if ($("...").is(":focus")) {
  ...
}

or:

$("input:focus").doStuff();

Any jQuery

If you just want to figure out which element has focus, you can use

$(document.activeElement)

If you aren’t sure if the version will be 1.6 or lower, you can add the :focus selector if it is missing:

(function ( $ ) {
    var filters = $.expr[":"];
    if ( !filters.focus ) { 
        filters.focus = function( elem ) {
           return elem === document.activeElement && ( elem.type || elem.href );
        };
    }
})( jQuery );

Solution 2:

CSS:

.focus {
    border-color:red;
}

JQuery:

  $(document).ready(function() {

    $('input').blur(function() {
        $('input').removeClass("focus");
      })
      .focus(function() {
        $(this).addClass("focus")
      });
  });

Solution 3:

Here’s a more robust answer than the currently accepted one:

jQuery.expr[':'].focus = function(elem) {
  return elem === document.activeElement && (elem.type || elem.href);
};

Note that the (elem.type || elem.href) test was added to filter out false positives like body. This way, we make sure to filter out all elements except form controls and hyperlinks.

(Taken from this gist by Ben Alman.)

Solution 4:

April 2015 Update

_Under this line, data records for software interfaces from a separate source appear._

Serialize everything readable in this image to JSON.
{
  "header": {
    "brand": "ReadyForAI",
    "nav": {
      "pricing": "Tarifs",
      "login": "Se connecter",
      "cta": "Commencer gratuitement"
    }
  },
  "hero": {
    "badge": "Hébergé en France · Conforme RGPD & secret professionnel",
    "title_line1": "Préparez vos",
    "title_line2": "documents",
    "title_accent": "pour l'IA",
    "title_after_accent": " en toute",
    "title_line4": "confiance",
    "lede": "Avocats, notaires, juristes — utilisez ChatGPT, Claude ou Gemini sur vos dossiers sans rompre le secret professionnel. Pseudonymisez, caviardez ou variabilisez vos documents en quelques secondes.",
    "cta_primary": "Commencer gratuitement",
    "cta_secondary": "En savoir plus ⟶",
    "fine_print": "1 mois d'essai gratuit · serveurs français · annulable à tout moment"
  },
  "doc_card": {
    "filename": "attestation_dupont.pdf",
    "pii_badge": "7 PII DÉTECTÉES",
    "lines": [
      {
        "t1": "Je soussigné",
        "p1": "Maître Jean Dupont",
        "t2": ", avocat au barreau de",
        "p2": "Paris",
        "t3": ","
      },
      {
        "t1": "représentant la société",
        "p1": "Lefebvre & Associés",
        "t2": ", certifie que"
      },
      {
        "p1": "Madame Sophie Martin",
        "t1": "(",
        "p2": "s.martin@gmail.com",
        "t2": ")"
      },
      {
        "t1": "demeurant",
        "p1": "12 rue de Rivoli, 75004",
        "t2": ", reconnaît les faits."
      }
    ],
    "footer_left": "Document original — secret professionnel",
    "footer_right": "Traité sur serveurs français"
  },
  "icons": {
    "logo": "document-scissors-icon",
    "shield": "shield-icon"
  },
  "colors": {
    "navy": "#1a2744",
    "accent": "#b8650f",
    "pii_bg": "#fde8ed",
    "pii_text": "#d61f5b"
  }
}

Since this question has been around a while, and some new conventions have come into play, I feel that I should mention the .live method has been depreciated.

In its place, the .on method has now been introduced.

Their documentation is quite useful in explaining how it works;

The .on() method attaches event handlers to the currently selected set
of elements in the jQuery object. As of jQuery 1.7, the .on() method
provides all functionality required for attaching event handlers. For
help in converting from older jQuery event methods, see .bind(),
.delegate(), and .live().

So, in order for you to target the ‘input focused’ event, you can use this in a script. Something like:

$('input').on("focus", function(){
   //do some stuff
});

This is quite robust and even allows you to use the TAB key as well.

Solution 5:

I’m not entirely sure what you’re after but this sounds like it can be achieved by storing the state of the input elements (or the div?) as a variable:

$('div').each(function(){

    var childInputHasFocus = false;

    $(this).hover(function(){
        if (childInputHasFocus) {
            // do something
        } else { }
    }, function() {
        if (childInputHasFocus) {
            // do something
        } else { }
    });

    $('input', this)
        .focus(function(){
            childInputHasFocus = true;
        })
        .blur(function(){
            childInputHasFocus = false;
        });
});

Solution 6:

An alternative to using classes to mark the state of an element is the internal data store functionality.

P.S.: You are able to store booleans and whatever you desire using the data() function. It’s not just about strings 🙂

$("...").mouseover(function ()
{
    // store state on element
}).mouseout(function ()
{
    // remove stored state on element
});

And then it’s just a matter of accessing the state of elements.